══ Entries provided ══

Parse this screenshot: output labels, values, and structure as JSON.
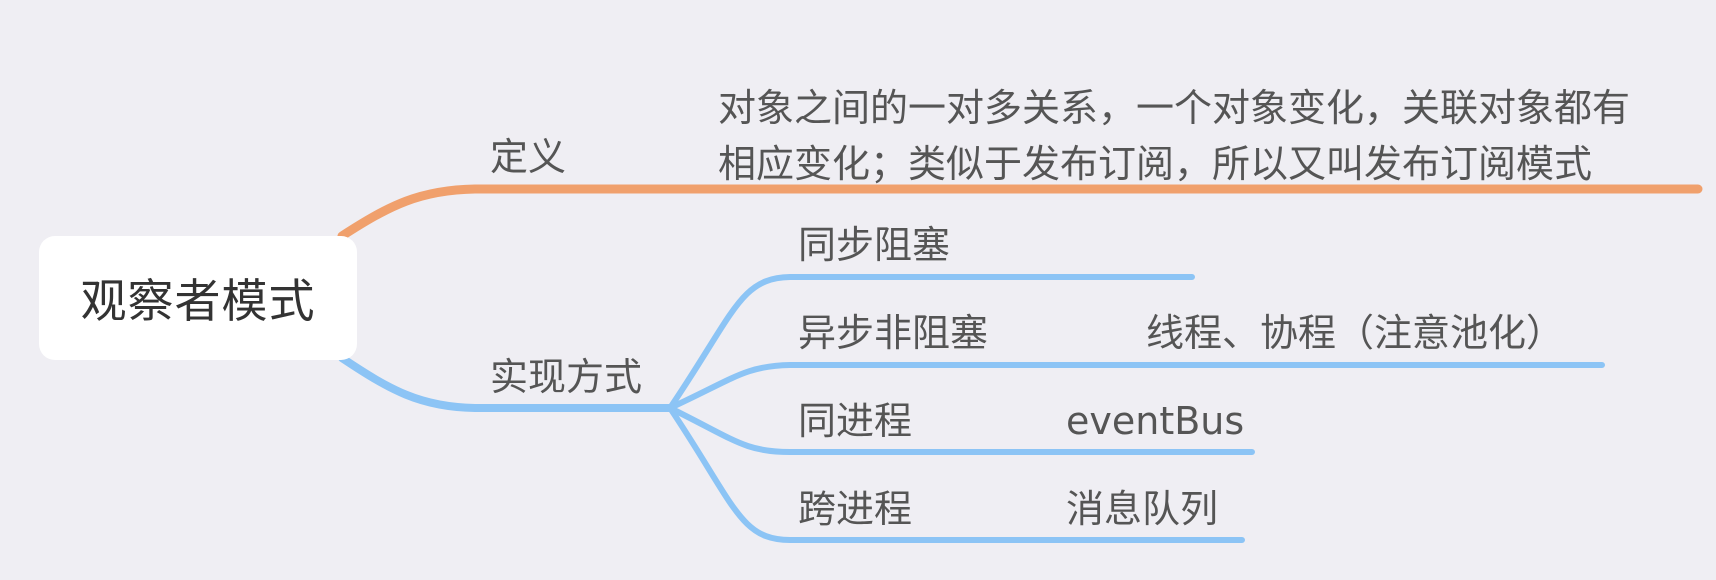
{
  "mindmap": {
    "root": "观察者模式",
    "branches": [
      {
        "label": "定义",
        "color": "#f0a06c",
        "note_lines": [
          "对象之间的一对多关系，一个对象变化，关联对象都有",
          "相应变化；类似于发布订阅，所以又叫发布订阅模式"
        ]
      },
      {
        "label": "实现方式",
        "color": "#8cc4f5",
        "children": [
          {
            "label": "同步阻塞"
          },
          {
            "label": "异步非阻塞",
            "detail": "线程、协程（注意池化）"
          },
          {
            "label": "同进程",
            "detail": "eventBus"
          },
          {
            "label": "跨进程",
            "detail": "消息队列"
          }
        ]
      }
    ]
  }
}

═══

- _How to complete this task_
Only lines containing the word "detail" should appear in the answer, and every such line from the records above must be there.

- _Reply to the exercise_
            "detail": "线程、协程（注意池化）"
            "detail": "eventBus"
            "detail": "消息队列"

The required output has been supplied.